## Task objective
Would you please state how many lines in the entries contain the word "left"? Only the number should be given.

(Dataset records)
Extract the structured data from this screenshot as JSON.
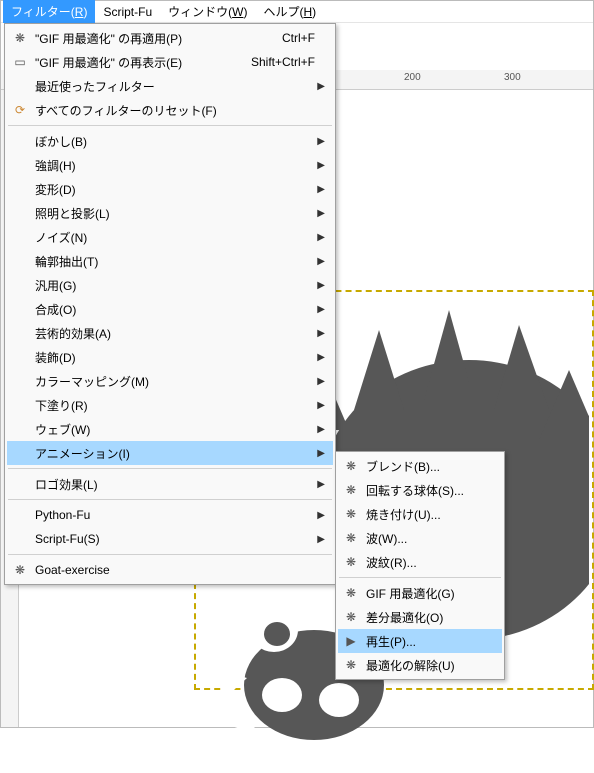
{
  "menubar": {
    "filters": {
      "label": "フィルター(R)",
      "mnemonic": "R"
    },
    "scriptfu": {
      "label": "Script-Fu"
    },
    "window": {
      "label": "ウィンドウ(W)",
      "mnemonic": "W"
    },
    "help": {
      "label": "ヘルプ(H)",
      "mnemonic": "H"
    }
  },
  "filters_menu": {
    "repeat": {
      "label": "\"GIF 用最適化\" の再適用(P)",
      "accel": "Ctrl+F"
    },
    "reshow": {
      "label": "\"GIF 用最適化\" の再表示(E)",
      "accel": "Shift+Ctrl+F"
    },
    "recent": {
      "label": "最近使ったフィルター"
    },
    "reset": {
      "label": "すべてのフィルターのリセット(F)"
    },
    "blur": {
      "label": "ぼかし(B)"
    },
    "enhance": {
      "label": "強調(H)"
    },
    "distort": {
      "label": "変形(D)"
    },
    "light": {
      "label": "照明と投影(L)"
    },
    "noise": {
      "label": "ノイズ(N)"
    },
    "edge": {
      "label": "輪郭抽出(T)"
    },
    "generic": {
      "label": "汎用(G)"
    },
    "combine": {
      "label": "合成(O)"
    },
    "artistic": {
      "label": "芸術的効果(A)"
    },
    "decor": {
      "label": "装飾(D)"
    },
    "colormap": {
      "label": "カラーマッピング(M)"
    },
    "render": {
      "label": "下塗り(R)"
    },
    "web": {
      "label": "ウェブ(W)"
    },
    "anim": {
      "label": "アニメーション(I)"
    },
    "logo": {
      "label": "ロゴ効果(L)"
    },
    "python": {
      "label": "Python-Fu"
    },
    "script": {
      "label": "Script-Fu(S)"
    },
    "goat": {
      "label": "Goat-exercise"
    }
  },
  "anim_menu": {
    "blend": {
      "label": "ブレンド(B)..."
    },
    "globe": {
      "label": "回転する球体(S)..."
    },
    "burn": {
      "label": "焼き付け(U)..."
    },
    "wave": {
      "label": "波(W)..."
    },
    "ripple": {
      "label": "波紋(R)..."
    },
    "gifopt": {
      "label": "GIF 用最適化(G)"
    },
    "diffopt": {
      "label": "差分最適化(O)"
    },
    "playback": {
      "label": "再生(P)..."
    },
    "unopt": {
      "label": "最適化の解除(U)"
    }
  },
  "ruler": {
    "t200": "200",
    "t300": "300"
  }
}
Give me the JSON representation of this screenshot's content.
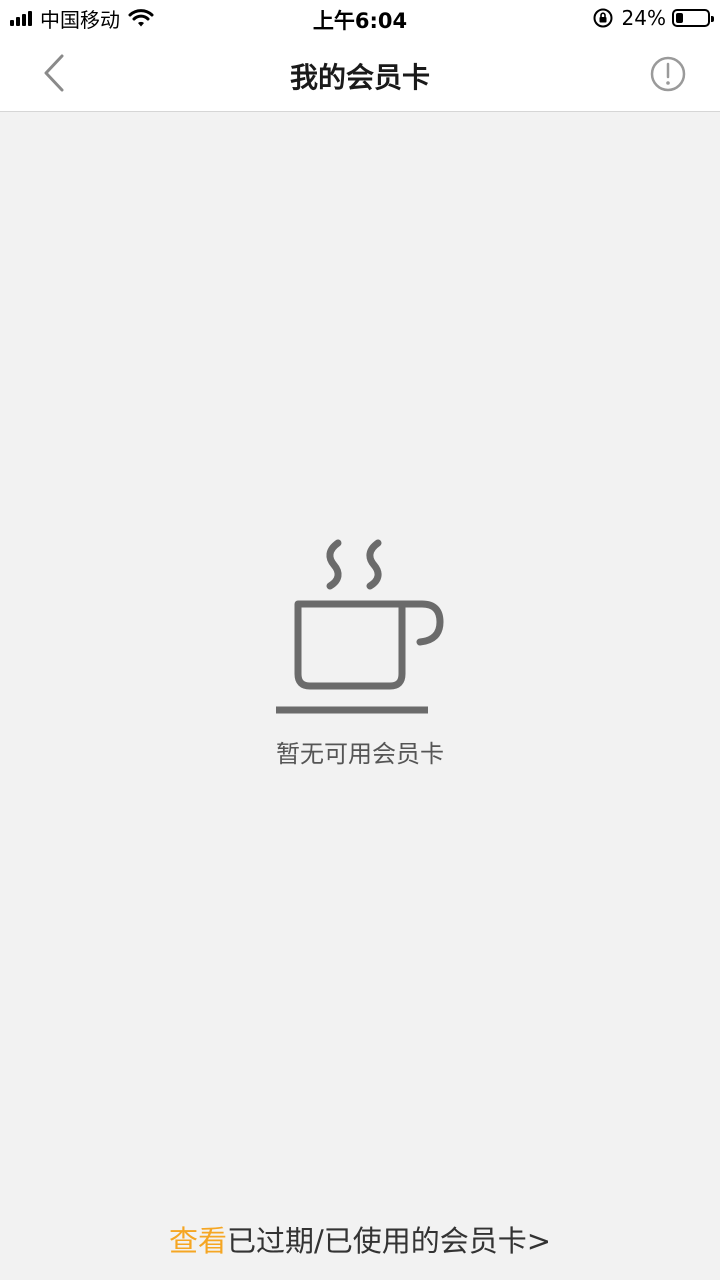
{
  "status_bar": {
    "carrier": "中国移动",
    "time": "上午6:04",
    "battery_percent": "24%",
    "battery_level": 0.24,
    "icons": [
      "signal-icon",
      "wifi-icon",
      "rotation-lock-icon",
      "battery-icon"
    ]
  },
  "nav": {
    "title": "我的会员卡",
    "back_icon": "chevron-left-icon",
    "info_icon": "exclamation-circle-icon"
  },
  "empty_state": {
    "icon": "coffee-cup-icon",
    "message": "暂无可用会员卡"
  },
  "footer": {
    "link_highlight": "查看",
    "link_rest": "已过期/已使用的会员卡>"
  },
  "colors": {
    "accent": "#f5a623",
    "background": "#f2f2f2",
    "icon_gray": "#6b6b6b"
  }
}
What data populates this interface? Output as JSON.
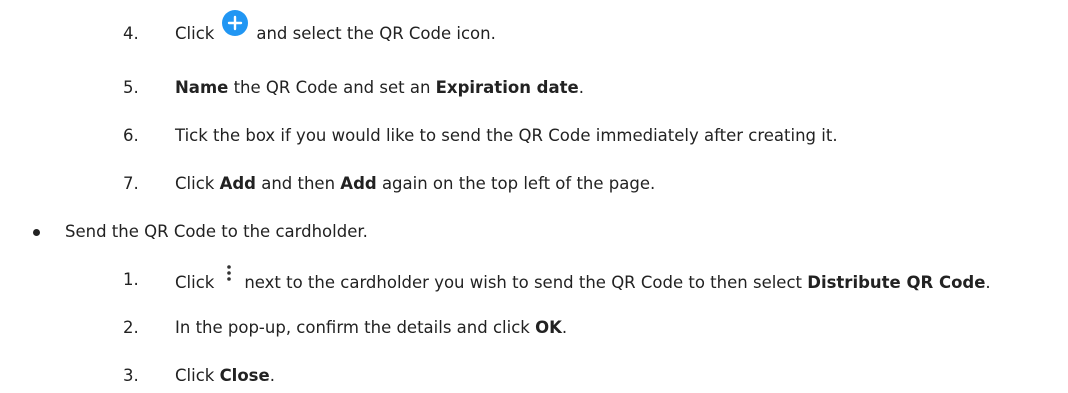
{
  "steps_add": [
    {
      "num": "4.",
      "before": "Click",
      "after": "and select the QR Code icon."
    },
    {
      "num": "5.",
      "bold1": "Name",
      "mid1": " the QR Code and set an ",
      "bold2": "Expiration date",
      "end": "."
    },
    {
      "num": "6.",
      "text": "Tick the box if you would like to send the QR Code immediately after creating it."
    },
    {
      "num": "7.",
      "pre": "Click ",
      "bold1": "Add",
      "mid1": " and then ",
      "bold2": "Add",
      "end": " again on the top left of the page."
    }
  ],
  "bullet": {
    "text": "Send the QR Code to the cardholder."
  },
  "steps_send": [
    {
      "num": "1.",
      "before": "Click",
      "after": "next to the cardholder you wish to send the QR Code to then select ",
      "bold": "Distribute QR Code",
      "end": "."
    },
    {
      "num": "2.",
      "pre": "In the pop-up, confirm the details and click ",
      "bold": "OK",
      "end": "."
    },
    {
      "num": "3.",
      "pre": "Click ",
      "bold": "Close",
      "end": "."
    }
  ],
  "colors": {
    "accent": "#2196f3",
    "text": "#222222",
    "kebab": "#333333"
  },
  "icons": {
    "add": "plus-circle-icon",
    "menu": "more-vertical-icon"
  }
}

## Your solution
2